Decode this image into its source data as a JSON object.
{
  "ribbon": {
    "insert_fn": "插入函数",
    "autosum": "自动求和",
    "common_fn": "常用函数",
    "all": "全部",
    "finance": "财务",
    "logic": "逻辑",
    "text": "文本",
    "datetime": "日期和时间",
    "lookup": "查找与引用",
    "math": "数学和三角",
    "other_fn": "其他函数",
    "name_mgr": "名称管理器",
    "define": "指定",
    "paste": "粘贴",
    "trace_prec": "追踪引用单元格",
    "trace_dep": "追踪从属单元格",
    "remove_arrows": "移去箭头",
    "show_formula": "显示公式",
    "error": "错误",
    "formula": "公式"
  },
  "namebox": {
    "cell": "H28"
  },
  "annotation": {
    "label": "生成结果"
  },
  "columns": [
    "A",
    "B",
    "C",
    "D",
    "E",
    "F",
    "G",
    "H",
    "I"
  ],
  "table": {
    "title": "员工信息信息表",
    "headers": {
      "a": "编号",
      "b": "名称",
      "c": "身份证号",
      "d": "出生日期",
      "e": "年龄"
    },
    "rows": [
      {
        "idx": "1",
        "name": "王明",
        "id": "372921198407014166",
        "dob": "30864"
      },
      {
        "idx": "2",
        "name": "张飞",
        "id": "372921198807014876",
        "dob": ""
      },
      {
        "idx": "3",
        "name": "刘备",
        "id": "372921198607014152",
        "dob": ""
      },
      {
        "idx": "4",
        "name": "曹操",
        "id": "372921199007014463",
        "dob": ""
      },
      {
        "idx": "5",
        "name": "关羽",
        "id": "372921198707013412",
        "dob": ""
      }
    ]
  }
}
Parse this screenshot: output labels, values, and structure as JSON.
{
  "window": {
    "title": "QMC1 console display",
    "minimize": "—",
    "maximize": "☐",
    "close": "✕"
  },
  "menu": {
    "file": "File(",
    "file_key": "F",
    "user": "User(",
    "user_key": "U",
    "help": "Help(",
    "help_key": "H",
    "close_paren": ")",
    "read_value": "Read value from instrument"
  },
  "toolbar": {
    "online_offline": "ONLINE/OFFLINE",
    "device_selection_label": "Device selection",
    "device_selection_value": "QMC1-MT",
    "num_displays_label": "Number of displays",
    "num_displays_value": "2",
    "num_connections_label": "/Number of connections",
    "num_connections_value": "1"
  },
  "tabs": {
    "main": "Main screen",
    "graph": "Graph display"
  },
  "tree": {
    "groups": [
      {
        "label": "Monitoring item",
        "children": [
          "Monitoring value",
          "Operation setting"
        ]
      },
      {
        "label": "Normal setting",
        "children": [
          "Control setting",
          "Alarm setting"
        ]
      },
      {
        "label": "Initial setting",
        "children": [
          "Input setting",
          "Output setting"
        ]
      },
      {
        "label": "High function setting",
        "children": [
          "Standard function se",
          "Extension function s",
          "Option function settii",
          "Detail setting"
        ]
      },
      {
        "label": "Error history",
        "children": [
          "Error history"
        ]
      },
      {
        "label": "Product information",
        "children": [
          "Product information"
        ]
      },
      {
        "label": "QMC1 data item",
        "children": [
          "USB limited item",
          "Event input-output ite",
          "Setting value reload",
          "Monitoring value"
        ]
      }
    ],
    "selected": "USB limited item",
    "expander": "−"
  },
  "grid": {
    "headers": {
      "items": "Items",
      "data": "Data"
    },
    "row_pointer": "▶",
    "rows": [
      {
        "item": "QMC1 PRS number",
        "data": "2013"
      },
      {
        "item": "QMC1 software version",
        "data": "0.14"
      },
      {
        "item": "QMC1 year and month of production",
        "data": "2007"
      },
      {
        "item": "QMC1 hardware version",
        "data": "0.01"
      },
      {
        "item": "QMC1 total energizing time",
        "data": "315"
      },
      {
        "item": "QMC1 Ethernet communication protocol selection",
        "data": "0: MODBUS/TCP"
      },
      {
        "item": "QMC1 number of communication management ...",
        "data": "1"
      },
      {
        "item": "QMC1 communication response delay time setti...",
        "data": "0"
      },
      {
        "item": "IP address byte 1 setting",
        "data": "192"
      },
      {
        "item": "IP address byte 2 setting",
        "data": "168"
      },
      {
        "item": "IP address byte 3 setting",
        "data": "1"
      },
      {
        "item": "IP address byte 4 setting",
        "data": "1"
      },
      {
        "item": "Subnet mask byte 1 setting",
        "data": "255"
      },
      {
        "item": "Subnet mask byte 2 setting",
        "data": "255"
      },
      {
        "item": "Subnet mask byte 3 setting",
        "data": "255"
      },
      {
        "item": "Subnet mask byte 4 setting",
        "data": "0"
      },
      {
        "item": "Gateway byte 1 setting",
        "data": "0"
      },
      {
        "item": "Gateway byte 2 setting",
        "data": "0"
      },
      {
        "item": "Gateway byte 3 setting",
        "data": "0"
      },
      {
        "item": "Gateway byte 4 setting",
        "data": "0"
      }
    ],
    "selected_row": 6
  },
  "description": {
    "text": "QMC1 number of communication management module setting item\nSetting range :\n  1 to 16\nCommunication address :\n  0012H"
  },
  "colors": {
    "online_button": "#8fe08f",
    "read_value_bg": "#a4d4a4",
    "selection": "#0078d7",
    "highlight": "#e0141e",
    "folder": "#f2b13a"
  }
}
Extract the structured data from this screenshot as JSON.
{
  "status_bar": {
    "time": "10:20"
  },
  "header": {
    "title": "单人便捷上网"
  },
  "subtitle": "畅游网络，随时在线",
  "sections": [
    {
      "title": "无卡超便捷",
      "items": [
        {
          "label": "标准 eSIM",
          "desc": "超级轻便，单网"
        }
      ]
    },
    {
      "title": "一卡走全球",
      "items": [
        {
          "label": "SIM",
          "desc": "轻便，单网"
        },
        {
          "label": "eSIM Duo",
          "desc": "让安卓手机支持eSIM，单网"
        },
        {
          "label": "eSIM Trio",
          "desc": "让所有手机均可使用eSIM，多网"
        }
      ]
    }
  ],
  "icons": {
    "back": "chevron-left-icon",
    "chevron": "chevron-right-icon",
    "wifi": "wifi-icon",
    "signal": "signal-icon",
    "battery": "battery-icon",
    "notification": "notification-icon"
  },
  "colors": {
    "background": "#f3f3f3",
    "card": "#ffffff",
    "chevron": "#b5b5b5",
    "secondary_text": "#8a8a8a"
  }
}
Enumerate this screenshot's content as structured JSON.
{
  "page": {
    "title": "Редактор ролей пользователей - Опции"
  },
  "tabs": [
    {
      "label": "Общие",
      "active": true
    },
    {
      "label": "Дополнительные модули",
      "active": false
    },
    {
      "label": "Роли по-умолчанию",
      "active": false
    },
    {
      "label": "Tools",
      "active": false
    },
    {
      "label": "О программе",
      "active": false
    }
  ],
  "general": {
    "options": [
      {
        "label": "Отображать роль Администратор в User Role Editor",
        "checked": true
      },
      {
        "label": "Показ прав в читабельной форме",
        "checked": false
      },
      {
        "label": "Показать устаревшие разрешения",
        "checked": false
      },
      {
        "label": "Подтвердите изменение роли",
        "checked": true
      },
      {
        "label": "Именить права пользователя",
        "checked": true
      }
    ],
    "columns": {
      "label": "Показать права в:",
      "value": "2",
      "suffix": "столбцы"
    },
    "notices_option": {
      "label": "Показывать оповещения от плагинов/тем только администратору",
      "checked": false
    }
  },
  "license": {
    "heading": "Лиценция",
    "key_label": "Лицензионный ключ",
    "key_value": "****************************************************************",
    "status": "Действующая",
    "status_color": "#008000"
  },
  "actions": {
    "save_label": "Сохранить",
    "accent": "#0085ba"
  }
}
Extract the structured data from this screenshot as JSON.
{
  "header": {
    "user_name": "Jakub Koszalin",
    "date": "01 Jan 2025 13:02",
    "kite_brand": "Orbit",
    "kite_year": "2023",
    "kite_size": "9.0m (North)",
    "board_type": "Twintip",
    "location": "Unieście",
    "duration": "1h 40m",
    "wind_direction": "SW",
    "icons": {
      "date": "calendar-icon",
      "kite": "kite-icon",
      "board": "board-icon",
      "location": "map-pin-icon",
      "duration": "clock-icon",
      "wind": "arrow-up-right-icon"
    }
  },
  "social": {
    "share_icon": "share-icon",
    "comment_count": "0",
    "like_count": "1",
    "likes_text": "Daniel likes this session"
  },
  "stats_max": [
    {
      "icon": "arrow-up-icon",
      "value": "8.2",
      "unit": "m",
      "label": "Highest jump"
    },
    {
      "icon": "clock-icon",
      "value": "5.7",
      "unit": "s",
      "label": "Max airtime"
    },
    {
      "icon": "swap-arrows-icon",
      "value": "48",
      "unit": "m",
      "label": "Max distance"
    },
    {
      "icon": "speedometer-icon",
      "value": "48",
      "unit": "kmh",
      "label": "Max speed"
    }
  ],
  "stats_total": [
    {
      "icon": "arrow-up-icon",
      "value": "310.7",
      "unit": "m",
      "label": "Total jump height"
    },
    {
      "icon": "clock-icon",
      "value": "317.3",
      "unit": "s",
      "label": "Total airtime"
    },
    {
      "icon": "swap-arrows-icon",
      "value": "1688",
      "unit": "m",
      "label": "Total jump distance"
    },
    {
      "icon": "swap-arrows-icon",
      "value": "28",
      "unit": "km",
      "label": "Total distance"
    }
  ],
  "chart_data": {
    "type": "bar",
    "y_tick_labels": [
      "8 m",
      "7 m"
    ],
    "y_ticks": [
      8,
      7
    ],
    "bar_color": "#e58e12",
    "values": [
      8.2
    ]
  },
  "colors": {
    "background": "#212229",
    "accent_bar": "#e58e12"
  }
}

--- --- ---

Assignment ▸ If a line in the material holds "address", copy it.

Task solution ▸
        "item": "IP address byte 1 setting",
        "item": "IP address byte 2 setting",
        "item": "IP address byte 3 setting",
        "item": "IP address byte 4 setting",
    "text": "QMC1 number of communication management module setting item\nSetting range :\n  1 to 16\nCommunication address :\n  0012H"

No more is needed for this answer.